Earning - Thriving - Giving Back




Nutraceuticals – now there’s a word you don’t hear every day. But fear not. It is just a highbrow way of saying that some foods actually have medicinal properties. It does not mean that you can just eat healthfully and give up all the meds your doctor has prescribed. Instead, nutraceuticals have the distinction of adding to your current medical regimen, but only after discussing them in detail with your doctor.

But is it realistic to believe that chili peppers might help ease aches and pains? Check. What about turmeric? Can it really ease inflammation, similar to how aspirin functions in the body? Double check. Fatty fish and walnuts to ease arthritic inflammation; high fiber fruits to fight cancer; onions to lower cholesterol levels; whole grains and fresh fruit to stave off certain cancers and heart disease; ginger for nausea; skim milk for sunburn; olive oil to reduce risk of stroke. These and many other foods have been extensively studied for their medicinal properties. The list goes on and on.

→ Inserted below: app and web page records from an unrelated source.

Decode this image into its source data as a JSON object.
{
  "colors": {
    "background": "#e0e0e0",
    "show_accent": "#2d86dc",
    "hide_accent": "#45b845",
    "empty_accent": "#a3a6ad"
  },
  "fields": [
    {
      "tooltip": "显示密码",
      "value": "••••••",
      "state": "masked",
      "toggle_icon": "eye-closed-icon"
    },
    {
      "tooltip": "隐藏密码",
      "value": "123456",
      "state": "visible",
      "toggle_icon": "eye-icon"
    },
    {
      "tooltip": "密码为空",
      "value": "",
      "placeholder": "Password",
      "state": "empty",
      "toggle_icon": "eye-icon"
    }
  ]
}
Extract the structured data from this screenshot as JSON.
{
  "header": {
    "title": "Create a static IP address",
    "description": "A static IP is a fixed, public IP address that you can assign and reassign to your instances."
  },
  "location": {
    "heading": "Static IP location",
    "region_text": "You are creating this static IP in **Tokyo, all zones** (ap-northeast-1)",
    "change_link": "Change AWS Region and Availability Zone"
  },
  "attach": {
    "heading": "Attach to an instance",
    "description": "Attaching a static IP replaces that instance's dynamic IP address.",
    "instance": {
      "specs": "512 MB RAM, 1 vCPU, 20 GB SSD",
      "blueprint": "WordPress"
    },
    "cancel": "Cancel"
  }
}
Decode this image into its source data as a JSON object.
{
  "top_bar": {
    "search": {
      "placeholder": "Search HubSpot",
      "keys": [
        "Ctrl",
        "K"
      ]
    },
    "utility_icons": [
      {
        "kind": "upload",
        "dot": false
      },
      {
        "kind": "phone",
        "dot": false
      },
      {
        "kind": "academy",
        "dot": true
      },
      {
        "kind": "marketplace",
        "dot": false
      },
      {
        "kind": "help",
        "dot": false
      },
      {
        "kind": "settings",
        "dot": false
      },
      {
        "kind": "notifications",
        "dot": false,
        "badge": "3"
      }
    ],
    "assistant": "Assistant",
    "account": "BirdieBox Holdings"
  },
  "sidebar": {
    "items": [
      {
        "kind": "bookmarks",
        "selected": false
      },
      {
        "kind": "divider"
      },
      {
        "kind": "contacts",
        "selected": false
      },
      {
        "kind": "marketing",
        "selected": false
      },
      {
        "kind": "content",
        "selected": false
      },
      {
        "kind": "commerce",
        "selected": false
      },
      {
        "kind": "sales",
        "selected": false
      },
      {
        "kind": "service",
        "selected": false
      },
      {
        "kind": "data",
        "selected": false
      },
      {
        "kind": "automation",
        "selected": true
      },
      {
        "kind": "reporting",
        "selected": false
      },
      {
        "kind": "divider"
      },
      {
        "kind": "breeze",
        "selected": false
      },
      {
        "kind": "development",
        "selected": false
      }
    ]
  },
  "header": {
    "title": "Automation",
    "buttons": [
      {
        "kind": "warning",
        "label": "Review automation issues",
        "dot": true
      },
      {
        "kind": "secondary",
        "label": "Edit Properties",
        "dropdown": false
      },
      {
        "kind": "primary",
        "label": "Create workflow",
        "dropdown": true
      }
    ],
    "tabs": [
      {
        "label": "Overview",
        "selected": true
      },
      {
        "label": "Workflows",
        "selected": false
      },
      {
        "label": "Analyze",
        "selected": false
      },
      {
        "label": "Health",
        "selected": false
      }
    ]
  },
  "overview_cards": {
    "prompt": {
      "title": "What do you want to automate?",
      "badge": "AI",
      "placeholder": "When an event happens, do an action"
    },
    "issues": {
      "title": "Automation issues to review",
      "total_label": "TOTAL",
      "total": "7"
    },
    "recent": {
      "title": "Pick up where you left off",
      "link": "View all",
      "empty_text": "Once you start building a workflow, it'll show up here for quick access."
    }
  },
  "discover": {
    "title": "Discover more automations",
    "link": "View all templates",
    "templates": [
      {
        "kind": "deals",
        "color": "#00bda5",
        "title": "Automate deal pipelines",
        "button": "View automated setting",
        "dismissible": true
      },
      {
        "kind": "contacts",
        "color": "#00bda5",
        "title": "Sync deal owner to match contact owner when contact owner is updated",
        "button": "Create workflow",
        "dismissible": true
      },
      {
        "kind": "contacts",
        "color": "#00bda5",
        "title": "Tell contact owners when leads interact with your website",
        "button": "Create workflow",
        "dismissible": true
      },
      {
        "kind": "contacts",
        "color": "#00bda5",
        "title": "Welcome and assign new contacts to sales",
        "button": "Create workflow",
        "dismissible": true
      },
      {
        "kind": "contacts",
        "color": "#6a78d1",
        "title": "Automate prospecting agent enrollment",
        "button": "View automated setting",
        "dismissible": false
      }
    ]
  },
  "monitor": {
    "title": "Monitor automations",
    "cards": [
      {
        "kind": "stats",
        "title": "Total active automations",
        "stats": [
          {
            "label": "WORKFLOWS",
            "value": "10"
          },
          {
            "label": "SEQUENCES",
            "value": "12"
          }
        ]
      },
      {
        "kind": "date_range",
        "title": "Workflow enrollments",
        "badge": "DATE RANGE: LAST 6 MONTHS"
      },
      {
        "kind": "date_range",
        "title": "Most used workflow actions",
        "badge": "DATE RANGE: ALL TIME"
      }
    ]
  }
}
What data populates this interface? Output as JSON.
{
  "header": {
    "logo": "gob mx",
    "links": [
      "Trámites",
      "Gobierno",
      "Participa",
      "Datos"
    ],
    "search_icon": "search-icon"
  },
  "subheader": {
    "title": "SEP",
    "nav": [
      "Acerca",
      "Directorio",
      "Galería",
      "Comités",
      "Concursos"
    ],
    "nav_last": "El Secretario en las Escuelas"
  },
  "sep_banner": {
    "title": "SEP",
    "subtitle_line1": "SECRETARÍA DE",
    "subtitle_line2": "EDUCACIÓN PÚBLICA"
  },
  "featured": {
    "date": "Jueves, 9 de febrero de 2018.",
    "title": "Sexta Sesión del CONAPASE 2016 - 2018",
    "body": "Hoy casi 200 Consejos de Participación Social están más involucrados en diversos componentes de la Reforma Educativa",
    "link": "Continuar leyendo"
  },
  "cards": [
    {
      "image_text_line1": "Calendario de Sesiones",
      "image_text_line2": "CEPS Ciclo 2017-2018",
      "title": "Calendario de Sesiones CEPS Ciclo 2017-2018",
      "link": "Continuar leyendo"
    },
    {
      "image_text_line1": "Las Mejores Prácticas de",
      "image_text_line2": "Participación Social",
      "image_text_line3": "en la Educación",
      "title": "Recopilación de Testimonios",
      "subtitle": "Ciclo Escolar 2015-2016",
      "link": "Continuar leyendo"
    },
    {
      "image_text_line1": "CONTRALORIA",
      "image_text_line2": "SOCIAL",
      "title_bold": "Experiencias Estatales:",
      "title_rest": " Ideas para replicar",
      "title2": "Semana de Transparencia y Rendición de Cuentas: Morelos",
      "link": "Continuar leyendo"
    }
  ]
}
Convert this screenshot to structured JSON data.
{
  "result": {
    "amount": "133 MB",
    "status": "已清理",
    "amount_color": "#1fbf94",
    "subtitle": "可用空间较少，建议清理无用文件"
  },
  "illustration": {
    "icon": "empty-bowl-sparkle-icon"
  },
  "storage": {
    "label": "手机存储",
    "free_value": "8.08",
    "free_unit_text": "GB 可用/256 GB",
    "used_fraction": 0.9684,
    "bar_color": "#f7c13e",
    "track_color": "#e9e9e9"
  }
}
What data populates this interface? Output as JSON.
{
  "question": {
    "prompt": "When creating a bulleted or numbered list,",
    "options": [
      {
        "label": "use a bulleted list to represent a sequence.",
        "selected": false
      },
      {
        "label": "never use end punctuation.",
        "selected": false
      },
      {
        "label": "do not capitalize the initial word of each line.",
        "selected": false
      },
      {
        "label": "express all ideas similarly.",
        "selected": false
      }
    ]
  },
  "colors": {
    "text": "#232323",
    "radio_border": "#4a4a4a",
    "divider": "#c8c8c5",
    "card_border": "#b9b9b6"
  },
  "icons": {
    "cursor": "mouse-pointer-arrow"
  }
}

The term “nutraceuticals” dates to 1989, when it was coined by doctors at the Foundation for Innovative Medicine. They combined the words nutrition and pharmaceutical to title their work with foods as medicine. Since then, the study of foods that treat or prevent disease has become a major area of biomedical research. Scientists study dietary supplements, as well as foods, some of which have become known as “super foods.”

Here are just a few of our commonly consumed foods that double as nutraceuticals:

  • Apples, if consumed regularly, have been shown to reduce the risk of breast and colon cancers, especially in people whose genes have a history of these diseases. Apples also help lower blood pressure and cholesterol.
  • Cranberries, in addition to their well-known function as protectors against urinary infections, actually have been shown to help strengthen the bodies of stroke victims. Cranberries can also help lower cholesterol.
  • Spinach has been found to decrease the decline in brain function that results from aging. Research also finds that spinach can protect against heart disease, and fight against several different cancers.
  • Sweet potatoes also help stave off certain cancers, and help protect against heart disease. They are a suggested alternative to white potatoes because of their heavy concentration of anti-oxidants.
  • Broccoli is one of the most extensively-researched foods, and consistent findings indicate that broccoli contains antioxidants that help prevent heart attack and stroke, especially in men. Other research shows broccoli to be one of the strongest cancer-fighting foods.

If you want a comprehensive guide to foods as medicine, we suggest “The A to Z Guide to Food as Medicine” by Diane Krafft. Almost every food you can think of is listed in the book, along with results of scientific research that indicates what diseases or illnesses the foods might treat or prevent.

Related Articles